Many people don’t have what they need to keep warm when temperature drops — a good coat, a pair of gloves, etc. The solution is a generous community — and next week, that’s what Pulaski County is looking for as it remembers the spirit of Dr. Martin Luther King, Jr.
ABA Gives is part of a winter clothing drive that is ongoing next week. The recently-formed Lake Cumberland Diversity Council has organized several events in honor of Martin Luther King, Jr. Day — which is this coming Monday, January 18 — and the clothing drive is one of them.
There are two locations set up for dropping things off — one is at the Over My Head homeless shelter, located at 150 Turner Street in Somerset, just off of the Cumberland Parkway (from 9 a.m. to 4 p.m., Monday-Friday) The other is at ABA Gives, located at 95 Ky. 2227 (not the downtown College Street ABA location), across from the former KIA dealership space.
“(JaKaye Garth of the Diversity Council) contacted me and said, ‘We’re starting a new group and we’re looking to be involved in other community outlets,’” said Tina George, who owns and operates the ABA Gives non-profit effort with her husband Chris. “They wanted us to collect things. I said, do you want to just collect things or do an actual giveaway and put your all’s name on it? So I believe that may be in the works at well. Right now, where we stand is that during (the coming) week, we’re going to collect (clothes) at ABA Gives.”
Normally, the store doesn’t have regular hours but opens by appointment.

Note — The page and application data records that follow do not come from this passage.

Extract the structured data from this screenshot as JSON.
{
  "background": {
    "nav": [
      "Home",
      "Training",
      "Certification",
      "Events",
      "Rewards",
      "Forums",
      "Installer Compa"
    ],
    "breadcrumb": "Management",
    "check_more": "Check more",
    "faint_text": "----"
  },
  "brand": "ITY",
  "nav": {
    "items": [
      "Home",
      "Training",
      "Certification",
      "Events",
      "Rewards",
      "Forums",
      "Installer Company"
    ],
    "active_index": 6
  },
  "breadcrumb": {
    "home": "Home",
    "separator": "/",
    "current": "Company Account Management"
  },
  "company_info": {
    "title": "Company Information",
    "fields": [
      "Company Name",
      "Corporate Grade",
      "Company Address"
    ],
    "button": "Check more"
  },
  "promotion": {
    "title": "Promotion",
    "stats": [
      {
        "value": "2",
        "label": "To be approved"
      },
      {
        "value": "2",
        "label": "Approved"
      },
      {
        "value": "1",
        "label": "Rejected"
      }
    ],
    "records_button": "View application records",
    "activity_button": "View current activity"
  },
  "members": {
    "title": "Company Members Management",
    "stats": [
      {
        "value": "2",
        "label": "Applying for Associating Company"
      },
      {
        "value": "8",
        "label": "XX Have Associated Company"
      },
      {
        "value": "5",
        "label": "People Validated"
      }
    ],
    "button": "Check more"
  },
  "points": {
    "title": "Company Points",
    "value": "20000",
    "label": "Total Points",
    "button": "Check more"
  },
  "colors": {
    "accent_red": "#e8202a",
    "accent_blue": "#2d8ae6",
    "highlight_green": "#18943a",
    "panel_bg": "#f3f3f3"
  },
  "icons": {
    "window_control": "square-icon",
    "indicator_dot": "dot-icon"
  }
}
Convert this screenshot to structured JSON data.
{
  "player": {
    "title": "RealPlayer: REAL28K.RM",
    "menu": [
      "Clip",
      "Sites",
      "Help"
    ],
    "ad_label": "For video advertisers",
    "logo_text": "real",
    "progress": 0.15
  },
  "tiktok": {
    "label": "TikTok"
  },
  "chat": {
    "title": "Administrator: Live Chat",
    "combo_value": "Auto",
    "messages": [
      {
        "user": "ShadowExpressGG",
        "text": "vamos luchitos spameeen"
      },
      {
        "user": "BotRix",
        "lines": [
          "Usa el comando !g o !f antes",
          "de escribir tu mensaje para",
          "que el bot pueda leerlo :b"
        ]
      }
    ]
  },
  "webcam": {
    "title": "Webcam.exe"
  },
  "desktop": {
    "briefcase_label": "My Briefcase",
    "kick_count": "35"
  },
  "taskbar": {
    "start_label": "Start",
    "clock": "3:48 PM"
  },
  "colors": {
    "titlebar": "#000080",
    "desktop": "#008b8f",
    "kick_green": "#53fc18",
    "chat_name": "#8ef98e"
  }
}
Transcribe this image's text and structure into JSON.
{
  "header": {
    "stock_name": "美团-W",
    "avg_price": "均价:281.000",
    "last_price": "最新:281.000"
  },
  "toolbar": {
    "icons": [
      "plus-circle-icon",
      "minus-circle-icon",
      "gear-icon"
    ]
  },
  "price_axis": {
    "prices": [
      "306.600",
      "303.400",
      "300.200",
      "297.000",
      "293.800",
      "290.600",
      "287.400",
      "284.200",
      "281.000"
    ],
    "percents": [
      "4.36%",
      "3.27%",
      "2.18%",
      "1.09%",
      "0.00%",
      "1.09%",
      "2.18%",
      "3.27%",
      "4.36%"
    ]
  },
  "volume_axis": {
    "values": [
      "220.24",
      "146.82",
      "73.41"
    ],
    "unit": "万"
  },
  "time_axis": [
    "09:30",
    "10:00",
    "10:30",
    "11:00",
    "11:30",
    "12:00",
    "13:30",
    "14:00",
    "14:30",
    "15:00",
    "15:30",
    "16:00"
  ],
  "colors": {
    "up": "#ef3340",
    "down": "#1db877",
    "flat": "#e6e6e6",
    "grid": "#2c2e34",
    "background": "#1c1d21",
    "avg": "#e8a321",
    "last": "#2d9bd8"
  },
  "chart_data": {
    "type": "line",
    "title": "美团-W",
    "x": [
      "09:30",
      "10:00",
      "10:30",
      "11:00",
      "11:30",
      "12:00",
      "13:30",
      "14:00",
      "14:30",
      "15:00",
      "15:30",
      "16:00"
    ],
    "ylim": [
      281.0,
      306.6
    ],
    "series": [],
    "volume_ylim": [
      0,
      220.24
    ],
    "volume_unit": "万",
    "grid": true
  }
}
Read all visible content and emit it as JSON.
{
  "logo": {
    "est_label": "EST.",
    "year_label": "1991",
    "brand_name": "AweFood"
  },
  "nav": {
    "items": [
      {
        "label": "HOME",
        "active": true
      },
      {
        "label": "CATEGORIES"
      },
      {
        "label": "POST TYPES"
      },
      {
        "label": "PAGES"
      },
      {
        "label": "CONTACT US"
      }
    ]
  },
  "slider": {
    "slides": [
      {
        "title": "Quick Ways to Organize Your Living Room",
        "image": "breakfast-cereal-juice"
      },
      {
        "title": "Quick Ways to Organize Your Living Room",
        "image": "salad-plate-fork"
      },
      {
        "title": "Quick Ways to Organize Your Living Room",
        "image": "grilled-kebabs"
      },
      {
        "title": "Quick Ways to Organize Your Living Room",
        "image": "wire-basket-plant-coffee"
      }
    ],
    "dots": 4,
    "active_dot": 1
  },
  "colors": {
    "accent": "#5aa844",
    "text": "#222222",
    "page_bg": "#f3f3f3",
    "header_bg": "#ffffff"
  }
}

However, for the purposes of the MLK Day drive, they’ll be open noon to 3 p.m. on Monday, January 18 and Wednesday, January 20, and 4 p.m. to 6 p.m. Tuesday, January 19, and Thursday, January 21.
“I appreciate them contacting us and wanting to involve us,” said George of the Diversity Council.
Being accepted are items like hats, coats, jackets, scarves, gloves, long-sleeved shirts, sweaters, and long pants.
“We’re looking for clothing — we can do blankets right now too,” said George. “That’s all we’re taking because we’re trying to clear out our other stuff.”
That includes baby gear, home decor, toys, books, and more.
ABA Gives takes a large number of items of all kinds throughout the year that they distribute to those in need. Right now, the space at Ky. 2227 is full — today (Thursday) they’re actually doing a “free yard sale,” as George put it, just to empty out the excess donations in the store, around 2 p.m.
Normally, ABA Gives works by referral. If someone is in need of something and maybe can’t afford it on their own, someone can make a referral on their behalf to ABA Gives, and as long as the charitable organization has it to provide, they will.
“(The referral can come from) a case worker, police officer, teacher, resource officer, pastor — I’ll even accept them from another person (not in the previous types of positions) if I know that person,” said George. She said that while furniture and those kinds of items require referrals, one doesn’t have to be recommended to get clothes, though George will get the sizes and go in and pick the items out herself.
ABA itself, owned by the George family, stands for “Applied Behavioral Advancements,” an office that works with individuals in need of mental and behavioral services. The idea for ABA Gives came about after Chris George watched a documentary on organizations that collect donations and distribute them to those in need. He saw an opportunity to improve on some current models and started collecting things in the ABA basement.
“(The amount of stuff) got really big, really quick,” said Tina George. “At that point, we wanted to find a way for people to get what they needed so we (made) connections and relationships with a lot of case workers.”
The effort has grown exponentially, said George, moving out of the ABA basement, and into a space on East Mt. Vernon Street, and finally into the current 10,000 square foot space two years ago, where they were able to have everything in one place.
To arrange to make donations or get clothes, contact ABA Gives over their Facebook page or at 606-219-4556.
George said that ABA Gives has “absolutely” been a blessing for the George family.
“So many people have been blessed by it, and that in turn blesses us and makes it all worth it,” she said.